Animals of all shapes and sizes inhabit the land and waters of our planet, from the intricately painted birds of paradise to thumb-sized pigmy marmosets, to gooey, skin-coloured axolotls. Each year new species are discovered and once in a while lay-people are introduced to one creature or another.
Today I will tell you the story of the Aye-aye, an ugly-looking lemur native to Madagascar. Their wide orange, yellow or red eyes, bushy tales and hairless faces make them somewhat unique in the animal kingdom. Despite belonging to the order of primates (more specifically strepsirrhines), Aye-aye’s combine sharp rodent teeth with long ET-like fingers, which they use to extract larvae from within trees. Their most unusual feeding pattern is worth a mention; just like woodpeckers, they tap on trees with their knuckles (up to 8 times per second) until they identify a hollow chamber behind the bark. Then, they use their jagged incisors to pierce a hole big enough to fit their long, spindly and eerie-looking middle fingers in to extract the oblivious grubs that hide in the core of trees. Their sleeping habits are, like most strange-looking rainforest creatures, nocturnal, and their preference for the highest canopies (700m elevations) makes them difficult to spot.
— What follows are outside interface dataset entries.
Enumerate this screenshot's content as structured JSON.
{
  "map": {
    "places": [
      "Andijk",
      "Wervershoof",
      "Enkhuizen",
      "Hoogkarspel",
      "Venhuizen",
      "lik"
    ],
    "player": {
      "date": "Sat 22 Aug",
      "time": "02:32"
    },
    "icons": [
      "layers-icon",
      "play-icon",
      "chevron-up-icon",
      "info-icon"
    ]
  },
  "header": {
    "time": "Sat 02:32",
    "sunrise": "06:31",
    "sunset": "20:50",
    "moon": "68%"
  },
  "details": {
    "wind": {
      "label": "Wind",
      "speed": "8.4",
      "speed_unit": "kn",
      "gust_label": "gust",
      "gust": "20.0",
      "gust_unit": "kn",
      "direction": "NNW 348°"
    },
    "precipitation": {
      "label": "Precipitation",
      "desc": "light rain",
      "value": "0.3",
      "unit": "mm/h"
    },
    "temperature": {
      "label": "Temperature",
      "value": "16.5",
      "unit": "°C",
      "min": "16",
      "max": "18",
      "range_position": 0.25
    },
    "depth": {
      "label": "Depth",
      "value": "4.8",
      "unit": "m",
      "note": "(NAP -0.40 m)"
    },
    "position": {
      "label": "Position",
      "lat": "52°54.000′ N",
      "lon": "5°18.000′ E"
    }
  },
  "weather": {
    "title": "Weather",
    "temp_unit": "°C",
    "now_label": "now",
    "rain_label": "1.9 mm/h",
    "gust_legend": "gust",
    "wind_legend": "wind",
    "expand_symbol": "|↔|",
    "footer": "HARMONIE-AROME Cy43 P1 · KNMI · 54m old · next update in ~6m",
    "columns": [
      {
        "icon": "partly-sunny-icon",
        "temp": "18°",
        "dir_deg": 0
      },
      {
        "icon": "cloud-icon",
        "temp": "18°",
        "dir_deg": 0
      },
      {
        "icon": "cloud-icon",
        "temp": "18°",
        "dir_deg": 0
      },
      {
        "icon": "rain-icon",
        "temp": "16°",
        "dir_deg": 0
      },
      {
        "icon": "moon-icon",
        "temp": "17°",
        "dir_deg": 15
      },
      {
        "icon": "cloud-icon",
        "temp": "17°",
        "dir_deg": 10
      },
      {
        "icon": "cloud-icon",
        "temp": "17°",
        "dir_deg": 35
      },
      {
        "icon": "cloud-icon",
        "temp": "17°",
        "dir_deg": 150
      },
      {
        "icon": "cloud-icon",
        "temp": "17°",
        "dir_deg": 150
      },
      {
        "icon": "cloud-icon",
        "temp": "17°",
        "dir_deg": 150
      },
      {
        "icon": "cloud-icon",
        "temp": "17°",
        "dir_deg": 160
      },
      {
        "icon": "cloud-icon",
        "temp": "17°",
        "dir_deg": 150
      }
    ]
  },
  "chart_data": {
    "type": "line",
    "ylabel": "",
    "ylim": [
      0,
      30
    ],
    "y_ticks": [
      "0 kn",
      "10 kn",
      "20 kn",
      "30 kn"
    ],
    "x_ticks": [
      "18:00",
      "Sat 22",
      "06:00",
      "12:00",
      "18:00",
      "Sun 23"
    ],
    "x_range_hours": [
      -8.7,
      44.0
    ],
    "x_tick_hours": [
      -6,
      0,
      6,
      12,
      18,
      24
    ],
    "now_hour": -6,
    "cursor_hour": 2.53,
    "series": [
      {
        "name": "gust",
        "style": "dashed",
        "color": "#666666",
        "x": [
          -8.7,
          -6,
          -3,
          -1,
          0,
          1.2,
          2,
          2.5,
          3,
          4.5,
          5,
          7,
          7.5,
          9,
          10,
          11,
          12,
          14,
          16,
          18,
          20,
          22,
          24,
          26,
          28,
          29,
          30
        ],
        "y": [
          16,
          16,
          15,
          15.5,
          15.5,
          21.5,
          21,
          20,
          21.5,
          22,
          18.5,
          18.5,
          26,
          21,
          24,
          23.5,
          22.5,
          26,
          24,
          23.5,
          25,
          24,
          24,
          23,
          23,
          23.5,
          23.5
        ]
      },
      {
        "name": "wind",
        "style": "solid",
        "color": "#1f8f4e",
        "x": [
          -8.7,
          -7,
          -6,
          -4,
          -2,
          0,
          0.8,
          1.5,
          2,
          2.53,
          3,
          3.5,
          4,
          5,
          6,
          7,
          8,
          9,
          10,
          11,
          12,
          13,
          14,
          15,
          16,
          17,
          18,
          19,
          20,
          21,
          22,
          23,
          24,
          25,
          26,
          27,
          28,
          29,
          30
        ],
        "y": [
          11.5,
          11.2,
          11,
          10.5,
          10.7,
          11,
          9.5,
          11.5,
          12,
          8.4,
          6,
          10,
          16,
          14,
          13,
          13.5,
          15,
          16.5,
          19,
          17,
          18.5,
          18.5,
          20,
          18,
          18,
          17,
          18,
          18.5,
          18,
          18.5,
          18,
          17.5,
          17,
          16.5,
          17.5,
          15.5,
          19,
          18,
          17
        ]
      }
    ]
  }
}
Despite being considered solitary tree-tappers, Aye-aye’s do belong to ‘tribes’ which coordinate the movements of its members with regular markings from their cheeks and necks and metal-sounding vocalisations. Males socialise with one another during foraging expeditions and become increasingly ‘social’ in the mating season. In fact, at this time of year they become especially active, pulling each other off females and flinging one another off the tallest branches to gain importance and favour amongst the girls. Females on the other hand, the matriarchs of Aye-aye society, prefer to keep to their own and hardly ever come into conflict or contact with other members of the tribe.
After the mating season, males and females build large nests where they remain in close proximity with one other until their infant is born and it can fend for itself. During this time the parents will feed, play and teach their cub how to interact with the rainforest environment. All infants are approximately the same age and as a result schools of baby Aye-aye’s can be heard rampaging the rooftops of the forest, performing the acrobatic feats and wide-ranging leaps they have learnt from the elders.
Their nocturnal habits and shy nature have led Malagasy people to believe, for many centuries, that the Aye-ayes are magical creatures. Legend has it that the Aye-aye is the magical keeper of the forest. Like a fairy or pixie in Western culture, he will either prepare a cushion of grass for the weary traveller, bringing him good fortune, or place grass under his feet while he sleeps, as an omen of death. For many years killing or eating an Aye-aye was believed to curse entire communities with premature death. However, the ever-increasing deforestation for sugar-cane and coconut plantations has forced the animal to encroach upon villages where food is easily available, becoming in this way less and less of a creature of legend and increasingly considered a farmers’ competitor and trifling pest.